It really cannot be stressed enough just how important networking is to any candidate’s job search. Get out there and start connecting with people. Look at your local press, contact your local Chamber of Commerce and see what events are coming up that would be worthwhile attending. The more that you connect with people, employers and peers alike, the more likely you will be to find out about employment opportunities, perhaps before they even get advertised. Of course networking does not only apply to face to face meet ups at events, networking online via social media platforms is critical too. If you’re not already on LinkedIn, Twitter or Facebook, then it’s time to do so. Creating a profile and proactively engaging with prospective employers, former colleagues or key players in your industry or profession is key.
Consider changing careers

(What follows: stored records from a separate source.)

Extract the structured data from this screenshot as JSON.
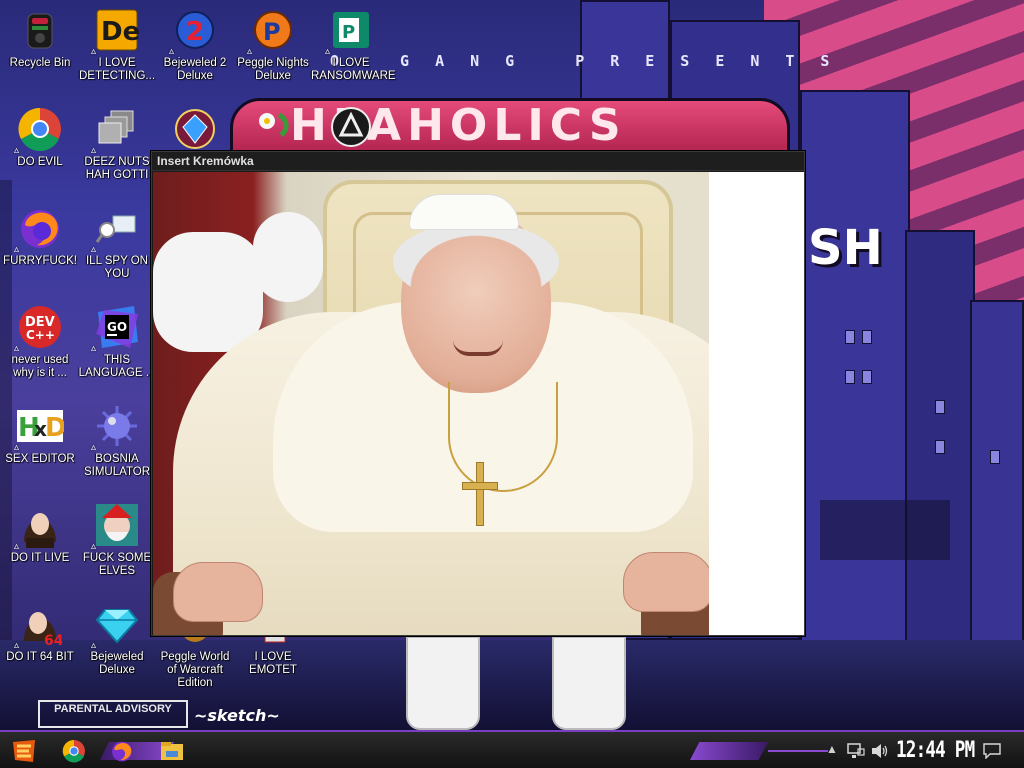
{
  "wallpaper": {
    "band_text": "O GANG PRESENTS",
    "logo_text": "HPAHOLICS",
    "side_text": "SH",
    "advisory_text": "PARENTAL ADVISORY"
  },
  "desktop_icons": [
    {
      "label": "Recycle Bin",
      "icon": "recycle-bin-icon"
    },
    {
      "label": "I LOVE DETECTING...",
      "icon": "detect-it-easy-icon"
    },
    {
      "label": "Bejeweled 2 Deluxe",
      "icon": "bejeweled-2-icon"
    },
    {
      "label": "Peggle Nights Deluxe",
      "icon": "peggle-nights-icon"
    },
    {
      "label": "I LOVE RANSOMWARE",
      "icon": "publisher-icon"
    },
    {
      "label": "DO EVIL",
      "icon": "chrome-icon"
    },
    {
      "label": "DEEZ NUTS HAH GOTTI",
      "icon": "windows-stack-icon"
    },
    {
      "label": "FURRYFUCK!",
      "icon": "firefox-icon"
    },
    {
      "label": "ILL SPY ON YOU",
      "icon": "network-spy-icon"
    },
    {
      "label": "never used why is it ...",
      "icon": "dev-cpp-icon"
    },
    {
      "label": "THIS LANGUAGE ...",
      "icon": "goland-icon"
    },
    {
      "label": "SEX EDITOR",
      "icon": "hxd-icon"
    },
    {
      "label": "BOSNIA SIMULATOR",
      "icon": "minesweeper-icon"
    },
    {
      "label": "DO IT LIVE",
      "icon": "portrait-icon"
    },
    {
      "label": "FUCK SOME ELVES",
      "icon": "elf-icon"
    },
    {
      "label": "DO IT 64 BIT",
      "icon": "portrait-64-icon"
    },
    {
      "label": "Bejeweled Deluxe",
      "icon": "diamond-icon"
    },
    {
      "label": "Peggle World of Warcraft Edition",
      "icon": "peggle-wow-icon"
    },
    {
      "label": "I LOVE EMOTET",
      "icon": "emotet-icon"
    }
  ],
  "window": {
    "title": "Insert Kremówka",
    "content": "photo"
  },
  "taskbar": {
    "pinned": [
      "start-icon",
      "chrome-icon",
      "firefox-icon",
      "file-explorer-icon"
    ],
    "tray": [
      "show-hidden-icons-icon",
      "network-icon",
      "volume-icon",
      "notification-icon"
    ],
    "clock": "12:44 PM"
  },
  "colors": {
    "accent": "#8a4ad0",
    "taskbar": "#1a1a1a",
    "window_title": "#1e1e1e"
  }
}
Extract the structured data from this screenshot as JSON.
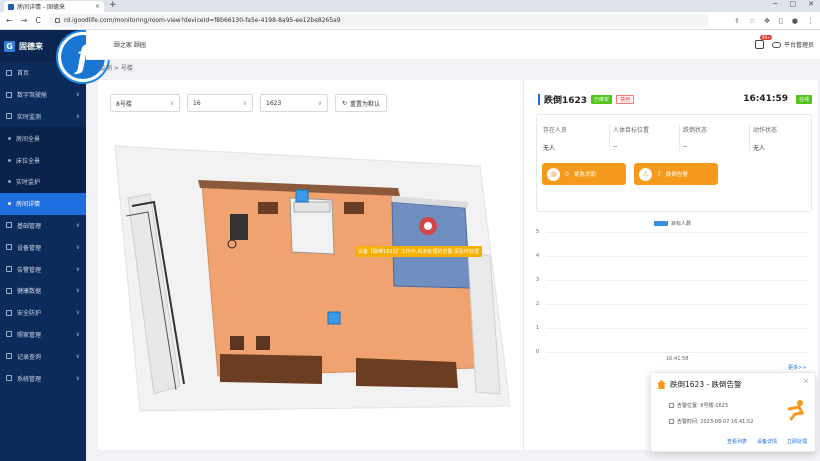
{
  "browser": {
    "tab_title": "房间详情 - 固德来",
    "tab_close": "×",
    "new_tab": "+",
    "back": "←",
    "forward": "→",
    "reload": "C",
    "url": "rd.igoodlife.com/monitoring/room-view?deviceId=f8b66130-fa5e-4198-8a95-ee12be8265a9"
  },
  "brand": {
    "icon_letter": "G",
    "name": "固德来"
  },
  "sidebar": {
    "items": [
      {
        "label": "首页",
        "type": "top",
        "chev": ""
      },
      {
        "label": "数字驾驶舱",
        "type": "top",
        "chev": "∨"
      },
      {
        "label": "实时监测",
        "type": "top",
        "chev": "∧"
      },
      {
        "label": "房间全景",
        "type": "sub",
        "chev": ""
      },
      {
        "label": "床位全景",
        "type": "sub",
        "chev": ""
      },
      {
        "label": "实时监护",
        "type": "sub",
        "chev": ""
      },
      {
        "label": "房间详情",
        "type": "sub-active",
        "chev": ""
      },
      {
        "label": "基础管理",
        "type": "top",
        "chev": "∨"
      },
      {
        "label": "设备管理",
        "type": "top",
        "chev": "∨"
      },
      {
        "label": "告警管理",
        "type": "top",
        "chev": "∨"
      },
      {
        "label": "健康数据",
        "type": "top",
        "chev": "∨"
      },
      {
        "label": "安全防护",
        "type": "top",
        "chev": "∨"
      },
      {
        "label": "照家管理",
        "type": "top",
        "chev": "∨"
      },
      {
        "label": "记录查询",
        "type": "top",
        "chev": "∨"
      },
      {
        "label": "系统管理",
        "type": "top",
        "chev": "∨"
      }
    ]
  },
  "header": {
    "tenant": "颐之家 颐园",
    "badge": "99+",
    "user": "平台管理员"
  },
  "breadcrumb": "监测 > 号楼",
  "filters": {
    "building": "8号楼",
    "floor": "16",
    "room": "1623",
    "reset_label": "重置为默认"
  },
  "map": {
    "alarm_tag": "设备【跌倒1623】工作中,有未处理的告警,请及时处理"
  },
  "room_panel": {
    "title": "跌倒1623",
    "tag_bound": "已绑定",
    "tag_disabled": "禁用",
    "time": "16:41:59",
    "online": "在线",
    "status": {
      "headers": [
        "存在人员",
        "人体目标位置",
        "跌倒状态",
        "动作状态"
      ],
      "values": [
        "无人",
        "--",
        "--",
        "无人"
      ]
    },
    "emergency": {
      "count": "0",
      "label": "紧急求助"
    },
    "fall_alarm": {
      "count": "7",
      "label": "跌倒告警"
    }
  },
  "chart_data": {
    "type": "bar",
    "legend": [
      "目标人数"
    ],
    "categories": [
      "16:41:58"
    ],
    "series": [
      {
        "name": "目标人数",
        "values": [
          0
        ]
      }
    ],
    "ylim": [
      0,
      5
    ],
    "yticks": [
      "5",
      "4",
      "3",
      "2",
      "1",
      "0"
    ],
    "xlabels": [
      "16:41:58"
    ],
    "more_link": "更多>>",
    "colors": {
      "series": "#3a8fe0"
    }
  },
  "popup": {
    "title": "跌倒1623 - 跌倒告警",
    "location": "告警位置: 8号楼-1623",
    "time": "告警时间: 2023-08-07 16:41:52",
    "actions": [
      "查看列表",
      "设备详情",
      "立即处理"
    ],
    "close": "×"
  },
  "colors": {
    "sidebar": "#0b2b5a",
    "accent": "#1f6ee0",
    "orange": "#f59a1c",
    "green": "#52c41a"
  }
}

If you have only ever worked in one sector or area, it may seem quite a daunting option to change career, however it may prove to be both beneficial and in some cases, essential. If for example, your particular industry has suffered badly in the downturn, you may have no choice but to look at other areas. Take some time however to think about what you would really like to do. Will that new career require you to retrain? If so, are there any schemes available to you that would provide the required training? What skills do you already possess that are transferable? Check out our previous post on what exactly transferable skills are. If you are considering a career a world away from what you have done before, do get some proper advice. Speak to a professional careers adviser or to someone from that industry or sector and see what they believe would be the best route for you. You may not necessarily have to start at entry level, it all depends of course on both the sector you choose and the level of your existing skills and experience.
Consider Temporary or Contract Posts
If you have only ever worked in permanent positions, undertaking a temporary role may seem far from ideal. The reality is however that temporary work may be much easier to come by and in the current climate, is not looked upon in a negative light by any employer. You may be able to pick up short term contract positions or perhaps even undertake freelance work, depending on your background. Such roles can be beneficial to keeping you ‘in the game’ as it were, expanding and diversifying your experience, keeping you economically active and of course may on occasion lead to permanent job offers. In essence, don’t restrict yourself to only searching for permanent positions – widen your horizons and in turn you increase your potential job opportunities.
We hope that these Job Search Tips for the Older Jobseeker help. Got any others you’d like to share? Why not let us know via the comments section below.